-- Data excerpts --

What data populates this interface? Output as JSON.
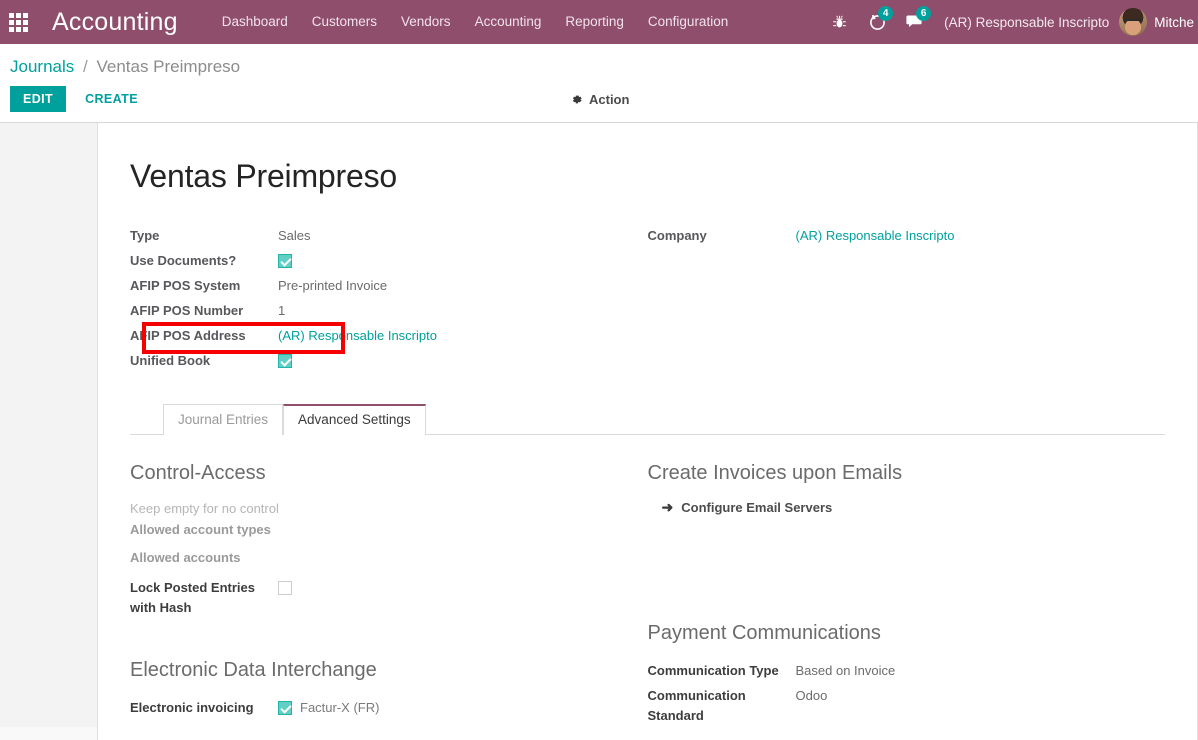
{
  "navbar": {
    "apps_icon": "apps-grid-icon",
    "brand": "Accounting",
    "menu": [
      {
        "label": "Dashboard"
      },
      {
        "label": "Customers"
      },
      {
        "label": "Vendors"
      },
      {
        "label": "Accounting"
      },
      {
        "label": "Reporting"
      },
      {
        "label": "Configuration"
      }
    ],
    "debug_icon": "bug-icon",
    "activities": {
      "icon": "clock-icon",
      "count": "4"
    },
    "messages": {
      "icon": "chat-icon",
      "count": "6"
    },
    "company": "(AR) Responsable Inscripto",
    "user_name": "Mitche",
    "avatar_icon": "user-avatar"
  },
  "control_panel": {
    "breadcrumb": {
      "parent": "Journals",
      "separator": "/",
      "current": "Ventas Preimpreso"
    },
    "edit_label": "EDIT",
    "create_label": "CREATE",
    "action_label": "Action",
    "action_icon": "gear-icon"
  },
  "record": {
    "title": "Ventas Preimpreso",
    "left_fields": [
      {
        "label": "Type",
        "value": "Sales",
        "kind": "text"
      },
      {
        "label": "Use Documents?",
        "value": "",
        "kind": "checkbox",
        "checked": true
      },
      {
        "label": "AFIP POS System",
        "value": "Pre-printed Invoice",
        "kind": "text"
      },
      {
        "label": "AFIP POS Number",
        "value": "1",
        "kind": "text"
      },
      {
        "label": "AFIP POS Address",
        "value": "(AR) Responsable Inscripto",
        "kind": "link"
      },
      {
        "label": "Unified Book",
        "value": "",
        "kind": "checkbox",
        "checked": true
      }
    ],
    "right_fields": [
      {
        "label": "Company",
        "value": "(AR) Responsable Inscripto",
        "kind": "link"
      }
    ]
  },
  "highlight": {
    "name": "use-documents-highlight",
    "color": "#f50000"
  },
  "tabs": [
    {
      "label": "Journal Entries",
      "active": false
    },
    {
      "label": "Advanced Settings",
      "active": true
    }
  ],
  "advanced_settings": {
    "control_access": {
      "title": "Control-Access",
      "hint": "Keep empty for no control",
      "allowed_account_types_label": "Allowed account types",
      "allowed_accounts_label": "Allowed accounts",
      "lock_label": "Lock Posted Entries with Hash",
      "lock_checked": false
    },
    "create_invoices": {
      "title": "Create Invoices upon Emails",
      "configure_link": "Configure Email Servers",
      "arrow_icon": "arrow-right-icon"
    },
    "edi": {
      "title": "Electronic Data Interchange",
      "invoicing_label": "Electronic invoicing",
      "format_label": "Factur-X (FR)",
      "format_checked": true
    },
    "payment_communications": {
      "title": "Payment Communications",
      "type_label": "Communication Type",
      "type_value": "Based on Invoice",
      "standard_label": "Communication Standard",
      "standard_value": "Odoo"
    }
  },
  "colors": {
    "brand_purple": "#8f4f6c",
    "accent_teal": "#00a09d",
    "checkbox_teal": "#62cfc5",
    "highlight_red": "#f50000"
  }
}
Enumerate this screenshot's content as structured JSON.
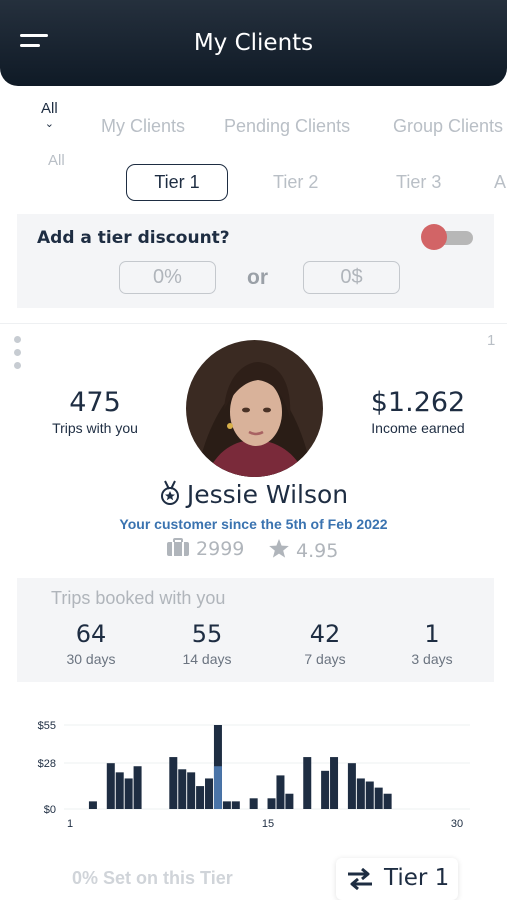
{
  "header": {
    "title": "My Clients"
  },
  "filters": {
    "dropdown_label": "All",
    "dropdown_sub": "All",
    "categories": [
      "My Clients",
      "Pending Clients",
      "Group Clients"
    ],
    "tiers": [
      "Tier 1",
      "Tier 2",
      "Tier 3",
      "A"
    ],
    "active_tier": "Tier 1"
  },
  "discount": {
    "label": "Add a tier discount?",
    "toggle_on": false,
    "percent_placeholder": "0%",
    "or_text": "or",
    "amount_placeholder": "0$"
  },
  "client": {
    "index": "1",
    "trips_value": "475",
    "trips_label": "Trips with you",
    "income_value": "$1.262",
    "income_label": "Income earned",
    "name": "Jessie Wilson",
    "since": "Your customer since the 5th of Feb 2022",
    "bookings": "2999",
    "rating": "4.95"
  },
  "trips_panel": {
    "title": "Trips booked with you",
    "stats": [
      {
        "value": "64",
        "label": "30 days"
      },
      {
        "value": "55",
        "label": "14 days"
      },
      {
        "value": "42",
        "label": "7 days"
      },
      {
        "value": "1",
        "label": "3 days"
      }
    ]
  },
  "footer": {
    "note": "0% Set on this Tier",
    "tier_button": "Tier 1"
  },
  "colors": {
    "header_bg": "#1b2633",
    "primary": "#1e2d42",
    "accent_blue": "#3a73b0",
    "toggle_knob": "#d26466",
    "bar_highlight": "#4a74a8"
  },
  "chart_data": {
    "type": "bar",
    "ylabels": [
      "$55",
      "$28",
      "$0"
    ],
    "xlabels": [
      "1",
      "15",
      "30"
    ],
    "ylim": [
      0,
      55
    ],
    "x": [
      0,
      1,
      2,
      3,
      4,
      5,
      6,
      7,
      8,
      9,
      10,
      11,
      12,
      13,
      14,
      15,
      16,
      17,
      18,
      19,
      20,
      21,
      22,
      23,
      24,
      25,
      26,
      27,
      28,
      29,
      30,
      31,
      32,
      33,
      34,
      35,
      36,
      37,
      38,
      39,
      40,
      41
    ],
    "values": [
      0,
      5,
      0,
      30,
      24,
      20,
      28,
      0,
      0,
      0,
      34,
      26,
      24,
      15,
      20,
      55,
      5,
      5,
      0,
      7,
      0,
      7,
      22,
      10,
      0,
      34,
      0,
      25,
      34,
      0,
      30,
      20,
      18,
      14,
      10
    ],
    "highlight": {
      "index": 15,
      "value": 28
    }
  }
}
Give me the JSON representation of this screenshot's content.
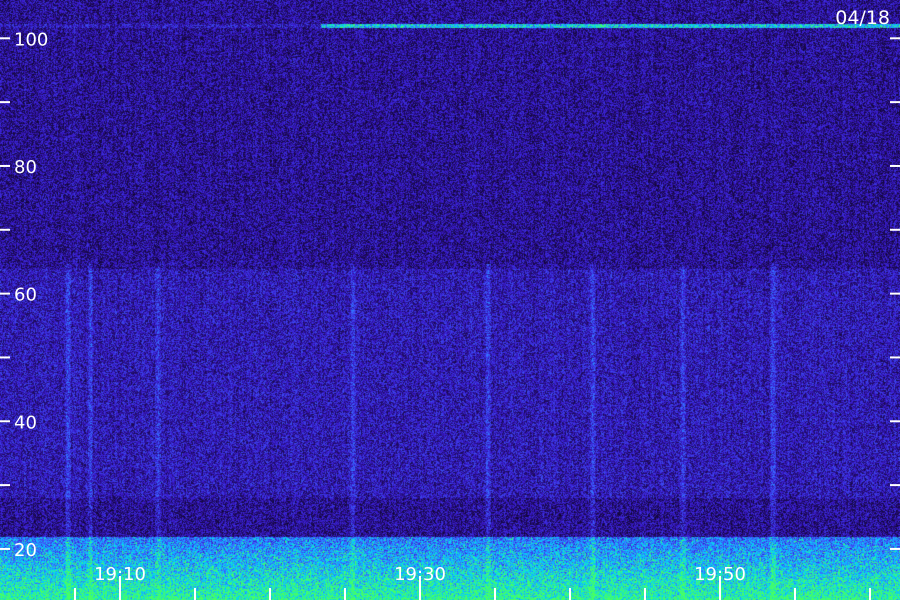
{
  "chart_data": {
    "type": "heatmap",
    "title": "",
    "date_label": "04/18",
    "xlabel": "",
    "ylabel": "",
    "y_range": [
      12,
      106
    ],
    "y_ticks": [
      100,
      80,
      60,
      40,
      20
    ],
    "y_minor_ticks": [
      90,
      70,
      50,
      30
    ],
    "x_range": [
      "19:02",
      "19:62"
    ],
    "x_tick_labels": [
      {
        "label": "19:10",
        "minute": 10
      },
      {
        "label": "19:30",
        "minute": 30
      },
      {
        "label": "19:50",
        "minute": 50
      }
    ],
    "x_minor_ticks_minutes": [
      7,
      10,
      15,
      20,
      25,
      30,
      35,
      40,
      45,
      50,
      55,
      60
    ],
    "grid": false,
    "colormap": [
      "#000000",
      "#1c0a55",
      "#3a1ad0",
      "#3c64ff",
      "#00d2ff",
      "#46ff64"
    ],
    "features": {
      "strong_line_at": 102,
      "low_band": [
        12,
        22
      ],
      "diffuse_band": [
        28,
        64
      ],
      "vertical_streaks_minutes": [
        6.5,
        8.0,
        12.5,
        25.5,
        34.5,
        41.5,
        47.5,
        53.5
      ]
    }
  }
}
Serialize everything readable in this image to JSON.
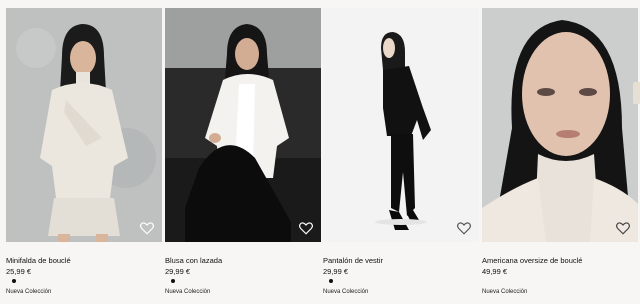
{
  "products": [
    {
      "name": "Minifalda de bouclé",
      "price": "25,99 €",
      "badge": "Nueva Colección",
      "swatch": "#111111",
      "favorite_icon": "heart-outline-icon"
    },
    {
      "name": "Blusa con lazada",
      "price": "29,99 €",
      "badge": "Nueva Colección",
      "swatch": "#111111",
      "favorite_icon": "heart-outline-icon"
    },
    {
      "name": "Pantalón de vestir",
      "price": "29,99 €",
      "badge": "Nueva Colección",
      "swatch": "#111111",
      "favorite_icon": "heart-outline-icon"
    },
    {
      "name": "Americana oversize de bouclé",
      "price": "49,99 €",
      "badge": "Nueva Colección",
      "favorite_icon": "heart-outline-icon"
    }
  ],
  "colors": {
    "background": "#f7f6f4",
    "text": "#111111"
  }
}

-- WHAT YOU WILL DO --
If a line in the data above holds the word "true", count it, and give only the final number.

-- RESULT OF THE TASK --
4